** EXERCISE MATERIALS **
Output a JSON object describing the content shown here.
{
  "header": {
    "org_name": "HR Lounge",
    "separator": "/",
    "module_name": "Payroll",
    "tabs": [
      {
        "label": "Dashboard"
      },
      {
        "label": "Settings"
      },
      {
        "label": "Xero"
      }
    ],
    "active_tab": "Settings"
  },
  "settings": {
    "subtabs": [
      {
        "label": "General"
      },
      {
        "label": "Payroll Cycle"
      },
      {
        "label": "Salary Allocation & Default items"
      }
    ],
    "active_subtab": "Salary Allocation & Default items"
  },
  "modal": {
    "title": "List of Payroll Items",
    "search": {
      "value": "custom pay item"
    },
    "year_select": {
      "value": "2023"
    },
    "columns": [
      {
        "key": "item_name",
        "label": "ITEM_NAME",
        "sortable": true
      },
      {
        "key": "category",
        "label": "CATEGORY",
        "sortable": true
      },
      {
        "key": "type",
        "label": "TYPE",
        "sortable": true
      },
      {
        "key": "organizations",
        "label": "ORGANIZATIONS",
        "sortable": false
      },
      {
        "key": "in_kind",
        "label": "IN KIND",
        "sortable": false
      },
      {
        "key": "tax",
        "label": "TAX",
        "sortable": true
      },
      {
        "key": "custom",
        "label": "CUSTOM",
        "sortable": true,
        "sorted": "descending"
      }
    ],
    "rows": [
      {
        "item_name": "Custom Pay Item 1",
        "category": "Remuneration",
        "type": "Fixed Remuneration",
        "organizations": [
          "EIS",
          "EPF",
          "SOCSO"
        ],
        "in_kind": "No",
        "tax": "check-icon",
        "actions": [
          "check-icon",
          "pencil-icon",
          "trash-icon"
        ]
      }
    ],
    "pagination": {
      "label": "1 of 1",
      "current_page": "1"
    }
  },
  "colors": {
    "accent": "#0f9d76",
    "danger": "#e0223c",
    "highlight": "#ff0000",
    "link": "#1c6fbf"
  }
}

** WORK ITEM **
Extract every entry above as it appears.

** RESULT OF THE TASK **
Output a JSON object describing the content shown here.
{
  "header": {
    "org_name": "HR Lounge",
    "separator": "/",
    "module_name": "Payroll",
    "tabs": [
      {
        "label": "Dashboard"
      },
      {
        "label": "Settings"
      },
      {
        "label": "Xero"
      }
    ],
    "active_tab": "Settings"
  },
  "settings": {
    "subtabs": [
      {
        "label": "General"
      },
      {
        "label": "Payroll Cycle"
      },
      {
        "label": "Salary Allocation & Default items"
      }
    ],
    "active_subtab": "Salary Allocation & Default items"
  },
  "modal": {
    "title": "List of Payroll Items",
    "search": {
      "value": "custom pay item"
    },
    "year_select": {
      "value": "2023"
    },
    "columns": [
      {
        "key": "item_name",
        "label": "ITEM_NAME",
        "sortable": true
      },
      {
        "key": "category",
        "label": "CATEGORY",
        "sortable": true
      },
      {
        "key": "type",
        "label": "TYPE",
        "sortable": true
      },
      {
        "key": "organizations",
        "label": "ORGANIZATIONS",
        "sortable": false
      },
      {
        "key": "in_kind",
        "label": "IN KIND",
        "sortable": false
      },
      {
        "key": "tax",
        "label": "TAX",
        "sortable": true
      },
      {
        "key": "custom",
        "label": "CUSTOM",
        "sortable": true,
        "sorted": "descending"
      }
    ],
    "rows": [
      {
        "item_name": "Custom Pay Item 1",
        "category": "Remuneration",
        "type": "Fixed Remuneration",
        "organizations": [
          "EIS",
          "EPF",
          "SOCSO"
        ],
        "in_kind": "No",
        "tax": "check-icon",
        "actions": [
          "check-icon",
          "pencil-icon",
          "trash-icon"
        ]
      }
    ],
    "pagination": {
      "label": "1 of 1",
      "current_page": "1"
    }
  },
  "colors": {
    "accent": "#0f9d76",
    "danger": "#e0223c",
    "highlight": "#ff0000",
    "link": "#1c6fbf"
  }
}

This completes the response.